A rectangle would fit the given description

The description given fits that of a rectangle if not a square

The opposite angles are congruent and all add to 360 degrees

A rectangle is, by definition, a parallelogram with four equal angles, all of which equal 90 degrees. If you only know three angles in a rectangle, something is wrong. In order to find the area of a rectangle, you must know its height and length. The area is then found by multiplying these two values together.

yes, as long as 2 sides are parallel, its a parallelogram.

A parallelogram, or a trapezium, in which only one pair is.

All you have to remember for this question is that opposite angles in a parallelogram are equal. So if you want to find another angle which is 57, just look at the angle directly opposite.

all four angles of any rectangle each equal 90 degrees by definition

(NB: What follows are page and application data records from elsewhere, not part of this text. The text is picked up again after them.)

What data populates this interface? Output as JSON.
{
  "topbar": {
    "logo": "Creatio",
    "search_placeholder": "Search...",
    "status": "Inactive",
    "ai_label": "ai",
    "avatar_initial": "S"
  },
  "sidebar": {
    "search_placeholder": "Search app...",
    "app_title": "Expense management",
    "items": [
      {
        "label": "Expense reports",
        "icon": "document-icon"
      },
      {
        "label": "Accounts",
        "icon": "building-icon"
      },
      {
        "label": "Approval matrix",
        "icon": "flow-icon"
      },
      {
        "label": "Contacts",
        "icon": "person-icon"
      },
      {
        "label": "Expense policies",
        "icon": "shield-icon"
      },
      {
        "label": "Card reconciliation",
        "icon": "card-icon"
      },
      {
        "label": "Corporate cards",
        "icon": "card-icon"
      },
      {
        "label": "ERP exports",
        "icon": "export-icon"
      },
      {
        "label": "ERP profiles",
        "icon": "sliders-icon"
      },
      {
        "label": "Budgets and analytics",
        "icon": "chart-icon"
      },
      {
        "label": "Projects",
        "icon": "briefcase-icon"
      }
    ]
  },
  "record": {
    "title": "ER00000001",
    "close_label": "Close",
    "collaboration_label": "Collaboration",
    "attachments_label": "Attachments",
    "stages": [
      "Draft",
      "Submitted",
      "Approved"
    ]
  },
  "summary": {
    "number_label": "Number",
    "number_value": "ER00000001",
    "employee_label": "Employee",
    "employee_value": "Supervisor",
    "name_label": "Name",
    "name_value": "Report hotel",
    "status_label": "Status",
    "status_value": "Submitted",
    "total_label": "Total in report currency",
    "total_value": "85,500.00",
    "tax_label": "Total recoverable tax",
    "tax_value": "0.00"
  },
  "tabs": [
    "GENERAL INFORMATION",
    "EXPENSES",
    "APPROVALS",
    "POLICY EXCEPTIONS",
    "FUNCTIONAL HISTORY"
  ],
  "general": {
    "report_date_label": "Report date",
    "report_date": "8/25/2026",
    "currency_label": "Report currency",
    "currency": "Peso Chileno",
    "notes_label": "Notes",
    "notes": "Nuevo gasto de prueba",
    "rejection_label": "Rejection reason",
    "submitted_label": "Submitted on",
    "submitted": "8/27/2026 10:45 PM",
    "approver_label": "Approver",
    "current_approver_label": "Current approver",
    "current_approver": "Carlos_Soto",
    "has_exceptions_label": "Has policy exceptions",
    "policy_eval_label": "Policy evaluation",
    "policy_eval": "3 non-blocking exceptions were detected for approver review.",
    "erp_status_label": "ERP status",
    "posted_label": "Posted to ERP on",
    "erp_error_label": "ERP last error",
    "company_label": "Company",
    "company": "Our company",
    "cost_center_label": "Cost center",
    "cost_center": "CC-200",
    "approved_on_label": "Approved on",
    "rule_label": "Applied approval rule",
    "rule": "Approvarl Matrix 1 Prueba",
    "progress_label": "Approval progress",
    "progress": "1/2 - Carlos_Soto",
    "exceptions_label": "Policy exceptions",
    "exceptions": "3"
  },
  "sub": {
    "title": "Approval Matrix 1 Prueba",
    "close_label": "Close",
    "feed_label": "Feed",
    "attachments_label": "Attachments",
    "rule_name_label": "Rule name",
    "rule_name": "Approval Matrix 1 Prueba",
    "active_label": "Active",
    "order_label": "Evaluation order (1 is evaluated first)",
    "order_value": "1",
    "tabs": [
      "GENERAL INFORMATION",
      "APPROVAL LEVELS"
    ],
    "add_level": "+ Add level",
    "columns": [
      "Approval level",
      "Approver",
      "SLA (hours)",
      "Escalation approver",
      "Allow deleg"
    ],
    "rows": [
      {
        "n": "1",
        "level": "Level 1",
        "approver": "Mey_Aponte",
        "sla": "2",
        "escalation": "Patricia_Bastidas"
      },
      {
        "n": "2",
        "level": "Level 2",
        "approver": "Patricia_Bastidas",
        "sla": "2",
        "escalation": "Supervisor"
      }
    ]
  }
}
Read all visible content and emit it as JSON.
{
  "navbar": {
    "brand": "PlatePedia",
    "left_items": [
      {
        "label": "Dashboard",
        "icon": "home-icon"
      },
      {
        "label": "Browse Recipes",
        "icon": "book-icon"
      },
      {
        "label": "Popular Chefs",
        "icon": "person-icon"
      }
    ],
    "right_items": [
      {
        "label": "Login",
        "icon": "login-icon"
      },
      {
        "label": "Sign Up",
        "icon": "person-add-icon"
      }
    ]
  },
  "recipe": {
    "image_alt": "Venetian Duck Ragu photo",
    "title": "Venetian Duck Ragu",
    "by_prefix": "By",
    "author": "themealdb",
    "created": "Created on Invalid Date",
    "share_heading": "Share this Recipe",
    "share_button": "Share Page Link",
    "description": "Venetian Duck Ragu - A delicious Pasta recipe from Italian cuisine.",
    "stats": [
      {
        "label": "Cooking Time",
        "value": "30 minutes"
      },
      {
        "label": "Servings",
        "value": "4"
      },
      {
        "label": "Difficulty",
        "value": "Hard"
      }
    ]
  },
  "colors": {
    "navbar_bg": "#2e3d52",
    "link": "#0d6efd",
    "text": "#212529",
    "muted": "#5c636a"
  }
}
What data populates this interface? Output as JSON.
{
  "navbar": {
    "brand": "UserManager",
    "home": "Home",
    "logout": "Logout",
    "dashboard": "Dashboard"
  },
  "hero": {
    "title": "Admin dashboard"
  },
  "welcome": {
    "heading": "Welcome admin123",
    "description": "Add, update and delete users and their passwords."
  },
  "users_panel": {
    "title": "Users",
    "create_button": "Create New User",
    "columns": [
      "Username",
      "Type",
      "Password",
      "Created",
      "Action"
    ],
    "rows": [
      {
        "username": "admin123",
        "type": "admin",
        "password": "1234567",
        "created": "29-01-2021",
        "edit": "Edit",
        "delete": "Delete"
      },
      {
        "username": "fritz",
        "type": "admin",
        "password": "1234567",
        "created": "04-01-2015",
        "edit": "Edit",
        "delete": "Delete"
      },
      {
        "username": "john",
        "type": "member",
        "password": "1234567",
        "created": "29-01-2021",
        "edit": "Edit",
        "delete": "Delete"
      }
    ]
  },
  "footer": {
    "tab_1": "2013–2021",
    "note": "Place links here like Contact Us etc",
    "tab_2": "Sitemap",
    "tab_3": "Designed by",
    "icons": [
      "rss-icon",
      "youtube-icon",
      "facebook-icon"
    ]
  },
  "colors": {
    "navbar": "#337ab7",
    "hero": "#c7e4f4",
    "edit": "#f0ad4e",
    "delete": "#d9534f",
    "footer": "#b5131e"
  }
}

Any parallelogram can be inscribed in a circle if the parallelogram is sufficiently small, but only two of the "corners" (a corner is a vertex) of the parallelogram will lie on the circle. But any parallelogram with four right angles (a rectangle or a square) can be inscribed in a circle, and all four of the vertexes will lie on the circumference. So the only parallelogram that can be inscribed in a circle is a rectangle.You'll recall that a parallelogram is a quadrilateral with two pairs of parallel sides. If the interior angles of a parallelogram are right angles, that sets conditions for a special case of a parallelogram called a rectangle. If the sides of a given rectangle are the same length, that rectangle is now a special case of rectangle called a square. Any rectangle (including the special case of the square) can be inscribed inside a circle so all vertexes lie on the circle.If we're interested in a construction project, start by drawing a circle. Then pick any two points on the circle and connect them with a line segment. Next, draw a line segment from each of the original points across the circle, insuring that each line segment is at a right angle to that first line segment. Lastly, connect the two points on the circle where those last two line segments have interesected the circle. You'll find that in every case you try, you'll have constructed a rectangle. And if the line segments all end up the same length, your rectangle will be a square.

quadrilateral, square, parallelogram, rectangle, trapezoid, etc